Thus, SGS certifies that the products or systems comply with the national or international standards and regulations or the standards required by the importer.


TUV Rheinland AG is an organization with headquarters in Cologne, Germany, providing technical test service and certification. It has offices in several other countries such as Europe, Asia, America, and Africa. TUV certifies that the safety standards and the quality of products, management systems, manufacturing processes, and personnel meet the required parameters. Also, it ensures that they are in compliance with the international standards.

Quality regulations in Japan

Food products, milk, and milk products, food additives are regulated in Japan under the Food Sanitation Act and relevant legislation. Japan is very strict with the permissible amount of pesticide present in the food imported into the country. Foods, which have a higher level of pesticide, veterinary drug than the regulatory maximum residue limit as defined under the said legislation are not allowed to be sold in Japan.

Certification requirements in the Middle East countries

Middle Eastern countries, i.e., Saudi Arabia, Iraq, Kurdistan, Lebanon, Kuwait, Qatar and/or Syria function on stringent mandatory Conformity Assessment Programmes. It is to ensure that inferior quality or unsafe goods do enter their market from other countries.

All shipments have to comply with product conformity documentation, which includes safety test reports and technical data sheets. For electrical equipment sold in the Gulf region, it is essential that products comply with the technical requirement laid down by the Gulf Standards Organization (GSO). It is vital that products successfully cross the Gulf conformity marking, i.e., G Marking.

Sanitary and phytosanitary requirements in countries

The export country must comply with certain international standards. This is to ensure that the produced food is safe for consumption and adheres to strict health and safety regulations.

In the last decade, international sanitary and phytosanitary requirements of countries have become very strict and inflexible. Importing countries deny consignments that have not complied with their laid down food requirements.

Sanitary requirements refer to minimum pesticide residues, metals, and other contaminants to be present in the export food. Therefore, it emphasizes that the export food products are entirely safe for consumption without any harmful effects.

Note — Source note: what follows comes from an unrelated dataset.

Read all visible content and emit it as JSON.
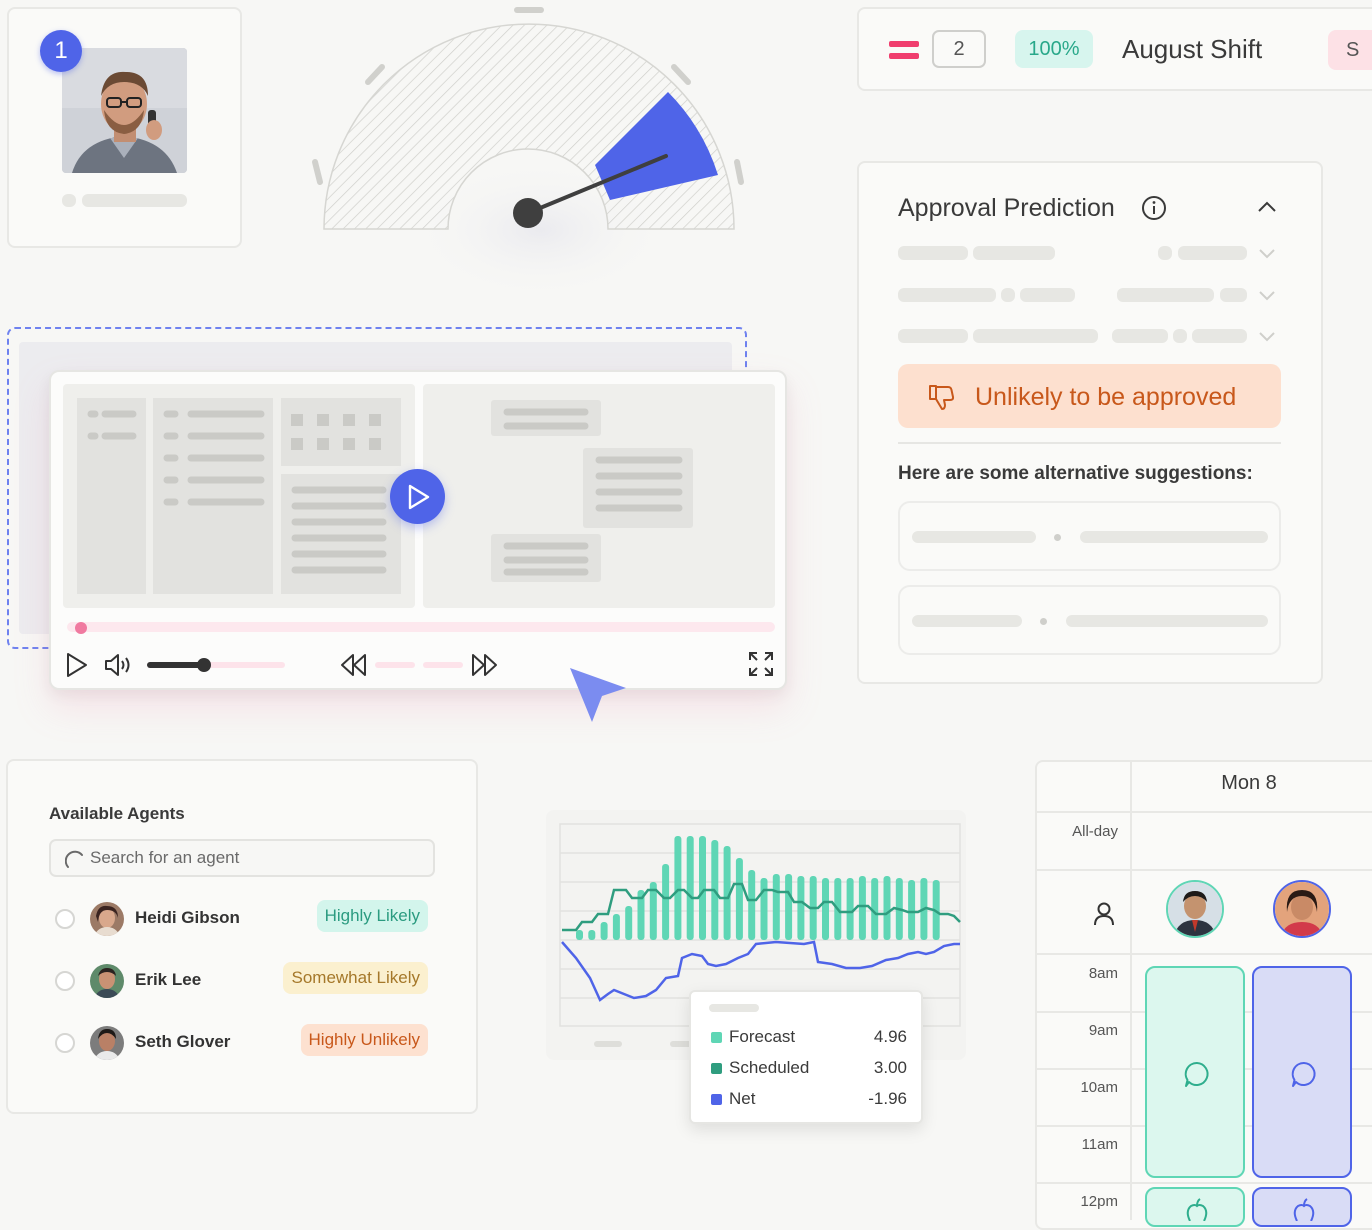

In the same manner when a country imports plants or plant products, fruits and vegetables, cut flowers and branches, grain or any other regulated articles from another country, they mandatorily require a certificate along with the consignment, which is termed as a phytosanitary certificate.

The phytosanitary certificate is an official document. It declares that consignment being sent to the importing country is in complete accordance with the specified phytosanitary import requirements and with the requirements of the National Plant Protection Organisation (NPPO) of the importing country.

World Trade Organization (WHO) provided an international framework by entering into SPS Agreement. Therefore, the SPS Agreement ensures that the health, hygiene standards or regulations that are met with by the countries to avoid the spread of animal and plant diseases.

Codex Alimentarius Commission (CAC) of the Food and Agriculture Organization (F.A.O.) and World Health Organization (W.H.O.) adopts these standards.

An EndNote

Thus, India, as an exporting country, understands the importance of quality standards set for different commodities among fresh fruits and vegetables and other products and has incorporated measures to meet the various features and required parameters pertaining to Indian products for improving the quality of produce for exports.